* **INPUT FOR THIS TASK**
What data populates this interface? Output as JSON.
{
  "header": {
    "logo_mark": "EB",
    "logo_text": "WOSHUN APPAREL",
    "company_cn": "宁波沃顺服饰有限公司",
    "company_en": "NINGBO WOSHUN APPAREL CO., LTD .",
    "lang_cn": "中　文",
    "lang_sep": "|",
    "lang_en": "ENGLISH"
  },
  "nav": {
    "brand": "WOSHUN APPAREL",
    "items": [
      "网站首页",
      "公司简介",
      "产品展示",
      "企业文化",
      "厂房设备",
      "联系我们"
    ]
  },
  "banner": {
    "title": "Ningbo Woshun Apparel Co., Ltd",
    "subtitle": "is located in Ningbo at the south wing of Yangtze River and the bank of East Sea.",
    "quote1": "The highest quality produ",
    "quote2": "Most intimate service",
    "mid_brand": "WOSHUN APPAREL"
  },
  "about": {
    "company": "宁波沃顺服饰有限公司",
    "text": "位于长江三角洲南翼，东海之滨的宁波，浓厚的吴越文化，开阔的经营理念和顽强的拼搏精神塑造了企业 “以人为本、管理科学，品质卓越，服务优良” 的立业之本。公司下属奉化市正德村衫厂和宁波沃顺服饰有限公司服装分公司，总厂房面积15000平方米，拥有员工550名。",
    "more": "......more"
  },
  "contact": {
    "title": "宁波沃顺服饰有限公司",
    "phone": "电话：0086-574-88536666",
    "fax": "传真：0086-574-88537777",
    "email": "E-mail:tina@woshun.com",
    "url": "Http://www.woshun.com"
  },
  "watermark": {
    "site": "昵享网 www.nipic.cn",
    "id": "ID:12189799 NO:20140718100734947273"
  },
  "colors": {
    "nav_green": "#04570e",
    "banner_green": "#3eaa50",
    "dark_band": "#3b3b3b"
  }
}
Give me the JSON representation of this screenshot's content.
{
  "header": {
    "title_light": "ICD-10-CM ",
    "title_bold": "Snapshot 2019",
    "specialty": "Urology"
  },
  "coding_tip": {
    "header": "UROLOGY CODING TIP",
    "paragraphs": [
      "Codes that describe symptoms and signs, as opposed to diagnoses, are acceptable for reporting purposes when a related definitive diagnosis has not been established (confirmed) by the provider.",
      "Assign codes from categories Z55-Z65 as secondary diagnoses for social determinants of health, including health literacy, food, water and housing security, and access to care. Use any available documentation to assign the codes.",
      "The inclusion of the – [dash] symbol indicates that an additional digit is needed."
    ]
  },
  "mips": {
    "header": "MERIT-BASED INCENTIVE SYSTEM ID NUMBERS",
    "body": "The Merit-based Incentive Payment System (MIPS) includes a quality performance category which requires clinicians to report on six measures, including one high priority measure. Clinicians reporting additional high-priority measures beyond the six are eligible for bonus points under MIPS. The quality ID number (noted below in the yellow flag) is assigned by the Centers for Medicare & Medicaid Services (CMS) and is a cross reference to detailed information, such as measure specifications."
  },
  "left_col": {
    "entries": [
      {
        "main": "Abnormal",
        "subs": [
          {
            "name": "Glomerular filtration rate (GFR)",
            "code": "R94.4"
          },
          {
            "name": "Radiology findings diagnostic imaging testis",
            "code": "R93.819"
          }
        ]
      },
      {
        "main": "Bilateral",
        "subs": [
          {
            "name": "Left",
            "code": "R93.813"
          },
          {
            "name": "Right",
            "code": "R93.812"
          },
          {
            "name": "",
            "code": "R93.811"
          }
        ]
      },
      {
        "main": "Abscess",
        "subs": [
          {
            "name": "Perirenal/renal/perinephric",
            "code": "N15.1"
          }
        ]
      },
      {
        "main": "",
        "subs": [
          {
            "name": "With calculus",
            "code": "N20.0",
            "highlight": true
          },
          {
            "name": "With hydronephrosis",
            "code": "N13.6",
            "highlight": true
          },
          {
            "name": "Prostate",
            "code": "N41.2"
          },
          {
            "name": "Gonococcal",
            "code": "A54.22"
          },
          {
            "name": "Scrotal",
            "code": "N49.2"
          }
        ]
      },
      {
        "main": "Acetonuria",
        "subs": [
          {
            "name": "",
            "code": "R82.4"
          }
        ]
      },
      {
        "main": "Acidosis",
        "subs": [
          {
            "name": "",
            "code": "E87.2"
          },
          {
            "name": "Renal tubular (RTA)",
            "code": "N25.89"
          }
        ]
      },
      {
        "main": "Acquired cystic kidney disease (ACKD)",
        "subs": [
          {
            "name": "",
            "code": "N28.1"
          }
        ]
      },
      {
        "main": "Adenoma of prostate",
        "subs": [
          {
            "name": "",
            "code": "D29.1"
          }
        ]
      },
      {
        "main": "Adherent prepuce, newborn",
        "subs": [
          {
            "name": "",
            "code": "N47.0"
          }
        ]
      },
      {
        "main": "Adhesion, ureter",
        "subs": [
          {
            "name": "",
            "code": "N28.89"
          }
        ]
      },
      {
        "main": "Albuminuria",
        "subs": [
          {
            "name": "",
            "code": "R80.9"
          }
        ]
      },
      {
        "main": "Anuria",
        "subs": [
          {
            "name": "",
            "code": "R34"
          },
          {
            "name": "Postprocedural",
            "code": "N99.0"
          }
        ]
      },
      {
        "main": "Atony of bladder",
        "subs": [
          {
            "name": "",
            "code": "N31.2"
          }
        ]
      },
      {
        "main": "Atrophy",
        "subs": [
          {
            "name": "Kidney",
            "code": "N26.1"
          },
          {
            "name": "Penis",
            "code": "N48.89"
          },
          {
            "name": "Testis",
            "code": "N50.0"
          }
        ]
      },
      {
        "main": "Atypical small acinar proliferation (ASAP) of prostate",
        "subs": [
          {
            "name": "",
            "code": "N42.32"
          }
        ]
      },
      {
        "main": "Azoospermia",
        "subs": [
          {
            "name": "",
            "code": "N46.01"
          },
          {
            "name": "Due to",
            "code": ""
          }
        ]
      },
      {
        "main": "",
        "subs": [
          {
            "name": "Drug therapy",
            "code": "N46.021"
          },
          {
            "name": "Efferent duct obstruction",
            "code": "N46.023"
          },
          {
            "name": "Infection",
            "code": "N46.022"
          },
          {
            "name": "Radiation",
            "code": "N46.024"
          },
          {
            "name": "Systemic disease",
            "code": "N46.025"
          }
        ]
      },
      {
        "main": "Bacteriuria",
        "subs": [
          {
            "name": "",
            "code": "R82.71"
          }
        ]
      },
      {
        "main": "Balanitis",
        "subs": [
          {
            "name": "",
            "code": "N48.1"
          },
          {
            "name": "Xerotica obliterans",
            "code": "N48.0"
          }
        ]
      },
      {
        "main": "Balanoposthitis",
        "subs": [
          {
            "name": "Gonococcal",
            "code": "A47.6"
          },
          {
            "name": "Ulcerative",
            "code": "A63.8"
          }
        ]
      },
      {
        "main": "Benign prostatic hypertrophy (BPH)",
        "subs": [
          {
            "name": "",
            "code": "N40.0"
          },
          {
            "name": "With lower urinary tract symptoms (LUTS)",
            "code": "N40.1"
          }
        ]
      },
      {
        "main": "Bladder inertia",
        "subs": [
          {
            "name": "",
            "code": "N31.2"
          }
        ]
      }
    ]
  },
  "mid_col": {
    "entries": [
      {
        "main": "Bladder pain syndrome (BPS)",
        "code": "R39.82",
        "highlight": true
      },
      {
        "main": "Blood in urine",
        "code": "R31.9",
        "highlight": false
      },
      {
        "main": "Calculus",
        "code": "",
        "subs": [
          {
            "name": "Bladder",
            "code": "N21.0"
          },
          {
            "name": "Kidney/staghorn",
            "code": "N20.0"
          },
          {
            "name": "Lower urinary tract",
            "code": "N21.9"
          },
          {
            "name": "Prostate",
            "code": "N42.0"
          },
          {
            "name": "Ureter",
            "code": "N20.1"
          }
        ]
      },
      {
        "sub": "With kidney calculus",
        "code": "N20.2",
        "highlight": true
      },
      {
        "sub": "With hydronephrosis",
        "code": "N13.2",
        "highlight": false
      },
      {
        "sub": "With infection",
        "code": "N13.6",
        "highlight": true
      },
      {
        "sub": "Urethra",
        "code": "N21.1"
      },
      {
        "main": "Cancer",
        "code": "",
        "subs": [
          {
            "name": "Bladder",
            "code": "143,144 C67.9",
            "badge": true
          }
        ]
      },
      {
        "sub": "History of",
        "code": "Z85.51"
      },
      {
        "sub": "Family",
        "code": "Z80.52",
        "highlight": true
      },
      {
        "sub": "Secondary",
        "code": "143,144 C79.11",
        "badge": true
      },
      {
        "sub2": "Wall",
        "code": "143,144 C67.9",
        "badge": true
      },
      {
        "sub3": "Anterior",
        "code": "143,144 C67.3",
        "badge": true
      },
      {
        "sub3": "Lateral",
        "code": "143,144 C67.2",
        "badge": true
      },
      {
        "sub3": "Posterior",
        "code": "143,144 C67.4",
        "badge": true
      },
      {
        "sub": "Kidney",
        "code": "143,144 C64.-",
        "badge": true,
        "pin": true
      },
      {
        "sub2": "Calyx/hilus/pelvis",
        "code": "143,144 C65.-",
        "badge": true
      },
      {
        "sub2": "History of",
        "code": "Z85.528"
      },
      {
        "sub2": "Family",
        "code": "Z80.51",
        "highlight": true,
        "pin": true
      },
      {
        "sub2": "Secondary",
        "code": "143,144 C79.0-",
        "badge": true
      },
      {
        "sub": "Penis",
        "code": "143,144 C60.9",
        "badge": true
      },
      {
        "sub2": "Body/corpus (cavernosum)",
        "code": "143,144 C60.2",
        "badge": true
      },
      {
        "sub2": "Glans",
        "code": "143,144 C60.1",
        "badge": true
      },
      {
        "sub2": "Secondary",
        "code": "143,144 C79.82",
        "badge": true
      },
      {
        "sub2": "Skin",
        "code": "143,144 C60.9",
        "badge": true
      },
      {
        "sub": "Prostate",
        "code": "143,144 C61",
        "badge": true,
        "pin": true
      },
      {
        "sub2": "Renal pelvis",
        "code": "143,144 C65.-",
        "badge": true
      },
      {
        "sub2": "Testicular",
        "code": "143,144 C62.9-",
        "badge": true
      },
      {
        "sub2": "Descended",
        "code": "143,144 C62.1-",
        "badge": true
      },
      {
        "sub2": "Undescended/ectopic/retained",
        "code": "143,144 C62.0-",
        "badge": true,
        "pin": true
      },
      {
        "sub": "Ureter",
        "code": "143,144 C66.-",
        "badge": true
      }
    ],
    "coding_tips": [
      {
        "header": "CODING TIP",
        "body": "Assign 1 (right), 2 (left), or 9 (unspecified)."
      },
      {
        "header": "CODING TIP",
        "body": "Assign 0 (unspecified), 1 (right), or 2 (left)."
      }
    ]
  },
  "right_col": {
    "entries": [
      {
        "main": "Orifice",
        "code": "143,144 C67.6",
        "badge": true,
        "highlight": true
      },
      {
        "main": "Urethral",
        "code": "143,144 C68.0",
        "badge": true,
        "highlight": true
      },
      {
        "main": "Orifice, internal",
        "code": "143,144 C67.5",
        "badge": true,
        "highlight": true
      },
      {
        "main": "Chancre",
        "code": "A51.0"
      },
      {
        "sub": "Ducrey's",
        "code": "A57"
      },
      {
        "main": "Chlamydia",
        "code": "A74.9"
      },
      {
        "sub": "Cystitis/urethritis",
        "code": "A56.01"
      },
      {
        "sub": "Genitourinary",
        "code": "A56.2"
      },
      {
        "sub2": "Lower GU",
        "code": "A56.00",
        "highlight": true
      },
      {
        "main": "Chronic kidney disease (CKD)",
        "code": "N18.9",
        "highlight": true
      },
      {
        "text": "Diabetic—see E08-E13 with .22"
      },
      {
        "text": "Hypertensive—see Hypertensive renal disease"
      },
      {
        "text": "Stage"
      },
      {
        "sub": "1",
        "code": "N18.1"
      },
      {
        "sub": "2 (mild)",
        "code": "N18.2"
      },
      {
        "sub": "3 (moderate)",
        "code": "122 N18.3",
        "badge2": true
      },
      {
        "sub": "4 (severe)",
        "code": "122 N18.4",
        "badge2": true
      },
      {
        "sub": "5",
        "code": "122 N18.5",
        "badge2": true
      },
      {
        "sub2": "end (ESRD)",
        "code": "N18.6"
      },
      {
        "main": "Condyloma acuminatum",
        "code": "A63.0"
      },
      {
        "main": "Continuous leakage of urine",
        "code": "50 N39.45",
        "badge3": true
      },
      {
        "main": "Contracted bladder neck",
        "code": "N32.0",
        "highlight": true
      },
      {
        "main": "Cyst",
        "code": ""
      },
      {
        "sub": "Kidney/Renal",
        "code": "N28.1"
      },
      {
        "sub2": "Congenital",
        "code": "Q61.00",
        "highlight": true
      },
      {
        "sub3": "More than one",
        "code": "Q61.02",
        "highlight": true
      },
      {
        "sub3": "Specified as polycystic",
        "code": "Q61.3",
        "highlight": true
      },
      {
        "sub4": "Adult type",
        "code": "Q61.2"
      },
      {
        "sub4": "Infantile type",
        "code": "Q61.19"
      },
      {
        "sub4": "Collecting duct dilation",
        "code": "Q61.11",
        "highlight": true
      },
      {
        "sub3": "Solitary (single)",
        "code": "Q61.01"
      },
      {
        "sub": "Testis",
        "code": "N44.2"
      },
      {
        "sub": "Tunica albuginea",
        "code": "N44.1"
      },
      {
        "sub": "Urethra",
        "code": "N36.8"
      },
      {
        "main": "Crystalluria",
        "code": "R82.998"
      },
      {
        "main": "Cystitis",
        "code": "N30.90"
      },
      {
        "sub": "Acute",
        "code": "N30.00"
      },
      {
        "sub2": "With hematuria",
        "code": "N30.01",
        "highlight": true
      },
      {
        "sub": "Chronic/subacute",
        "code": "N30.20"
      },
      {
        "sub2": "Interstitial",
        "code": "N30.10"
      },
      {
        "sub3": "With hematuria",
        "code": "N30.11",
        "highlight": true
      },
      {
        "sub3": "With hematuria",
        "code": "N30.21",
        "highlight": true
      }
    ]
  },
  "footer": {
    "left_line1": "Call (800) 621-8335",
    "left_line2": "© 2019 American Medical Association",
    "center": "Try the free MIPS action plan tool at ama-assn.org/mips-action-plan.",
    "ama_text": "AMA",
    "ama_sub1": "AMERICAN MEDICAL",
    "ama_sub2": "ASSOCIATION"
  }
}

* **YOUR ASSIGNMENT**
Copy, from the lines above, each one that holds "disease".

* **EXERCISE SOLUTION**
        "main": "Acquired cystic kidney disease (ACKD)",
            "name": "Systemic disease",
        "main": "Chronic kidney disease (CKD)",
        "text": "Hypertensive—see Hypertensive renal disease"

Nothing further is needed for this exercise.